Tom Idzal: That’s great, Robert. Thanks so much. Yes, I think commitment, making the first step, is always the hardest thing to do. Robert, let me just follow up with you quickly. You talk a lot about upcoming regulations and this idea [that] “I have to do that and have to do this.” So, just help me understand and maybe help our listeners understand a little bit in what ways, just maybe one or two ways, does participating in GRESB help prepare perhaps a [GRESB] Participant for other regulations? And in what way, like you said, are they not in contradiction with another?

Robert Slowko: Yes. In the U.S., we have some regional regulations that are coming out. I guess the [most] stringent one that we can expect is coming out of California. There are two bills that are going to come into force in 2026 that are going to cover the 2025 calendar year. We also have the local regulation in Denver, in Colorado.

All these regulations pertain to climate-related risks and to emissions; in some cases, the energy efficiency. The SEC regulation, the ruling that’s been in consultation for quite a long time, is going to focus on climate-related risk and emissions. Typically, the SEC regulates, obviously, the listed market. So, it’s going to be for the listed [GRESB] Participants. But, as we know from the previous instances of any type of SEC or federal [or] national regulation, it’s going to trickle down to the entire value chain. As I said, GRESB, with its comprehensiveness, we identify the emissions. We identify the energy efficiencies. We score these measures. We also provide our Participants with the opportunity to utilize our resources on TCFD. For those that are not familiar with this mouthful acronym, [it stands for] the Task Force on Climate-Related Financial Disclosures, which is going to help quite a few with any type of climate-related risk, exposure, [or] disclosures to the investors and to the regulators. So, there’s a lot in GRESB, in the exercise, in the information collection, in the organization of that information and data to be able to comply with all these regulations.

Tom Idzal: Great. Thanks Robert. Thanks so much. That’s interesting. Again, I know for many of our folks in our industry, it just feels like everything is new and piled on top of the old. But, maybe they’re not in contradiction as much as we might think.
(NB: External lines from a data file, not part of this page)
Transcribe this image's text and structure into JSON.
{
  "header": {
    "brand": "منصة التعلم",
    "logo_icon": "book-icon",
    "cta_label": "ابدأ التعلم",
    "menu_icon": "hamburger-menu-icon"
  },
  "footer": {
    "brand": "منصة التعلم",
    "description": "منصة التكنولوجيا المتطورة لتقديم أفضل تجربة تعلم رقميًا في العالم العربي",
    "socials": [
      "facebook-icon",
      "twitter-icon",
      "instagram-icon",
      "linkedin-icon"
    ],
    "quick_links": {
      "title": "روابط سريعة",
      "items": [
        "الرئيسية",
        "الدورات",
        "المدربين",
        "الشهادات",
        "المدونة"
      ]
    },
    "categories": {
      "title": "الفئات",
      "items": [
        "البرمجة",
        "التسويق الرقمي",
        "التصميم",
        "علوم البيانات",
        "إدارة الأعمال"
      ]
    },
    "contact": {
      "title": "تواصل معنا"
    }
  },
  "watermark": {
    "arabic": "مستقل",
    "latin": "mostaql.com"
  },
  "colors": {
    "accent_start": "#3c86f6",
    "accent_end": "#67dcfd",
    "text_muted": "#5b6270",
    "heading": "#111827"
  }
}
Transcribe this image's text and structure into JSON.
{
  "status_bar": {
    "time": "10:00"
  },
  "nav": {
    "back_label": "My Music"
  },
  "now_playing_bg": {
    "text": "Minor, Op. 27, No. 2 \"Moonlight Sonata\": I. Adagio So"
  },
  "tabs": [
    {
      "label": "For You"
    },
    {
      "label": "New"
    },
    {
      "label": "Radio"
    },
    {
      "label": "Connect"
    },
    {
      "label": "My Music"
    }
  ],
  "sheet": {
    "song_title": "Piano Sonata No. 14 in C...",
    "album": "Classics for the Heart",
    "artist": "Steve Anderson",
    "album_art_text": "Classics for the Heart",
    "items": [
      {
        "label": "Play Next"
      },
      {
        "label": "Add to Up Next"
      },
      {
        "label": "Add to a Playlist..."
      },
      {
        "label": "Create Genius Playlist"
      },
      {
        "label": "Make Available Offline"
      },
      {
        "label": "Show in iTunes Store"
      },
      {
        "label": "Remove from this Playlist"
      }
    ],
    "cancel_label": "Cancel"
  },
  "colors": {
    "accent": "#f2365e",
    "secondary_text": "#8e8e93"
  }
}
Paul, just coming back to you for one last quick comment.

When you’re out there talking to managers and the like, tell me just a little bit about maybe their number one concern about committing to doing another disclosure or another type of framework like GRESB. What’s the number one thing you hear most?

Paul Vozzella: Resources. I think Robert might have highlighted this, but it’s [about]: “Okay, how are we going to take on another benchmark and standard and assessment and framework to report to?” And that’s really where it comes down to the stakeholder collaboration. And that’s internal folks — those who are in legal and compliance, right? And if you’re a vertically integrated firm, your property managers. But then external, right? So a lot of these folks are resource-constrained, but it’s [about] getting in front of these things now to engage with a lot of the stakeholders and those involved in GRESB reporting so that everyone can be prepared for reporting come April 1. So, as I was saying before, it’s really about the organization and centralization of documents and the policies that you have to feel prepared come April 1 and not feel like you’re going into it being pulled in a bunch of different directions.

Tom Idzal: Great. Well, Robert Slowko, thank you very much from Denver. Paul Vozzella, from the East Coast, thank you very much. And thank you to all our listeners. Hopefully, over the last ten minutes or so, you felt the pulse of what’s going on with real estate investors, [and] real estate managers right now as disclosure season heats up. Thank you for listening. Come back, as we’ll be putting more episodes of The Pulse by GRESB out regularly. Have a great day.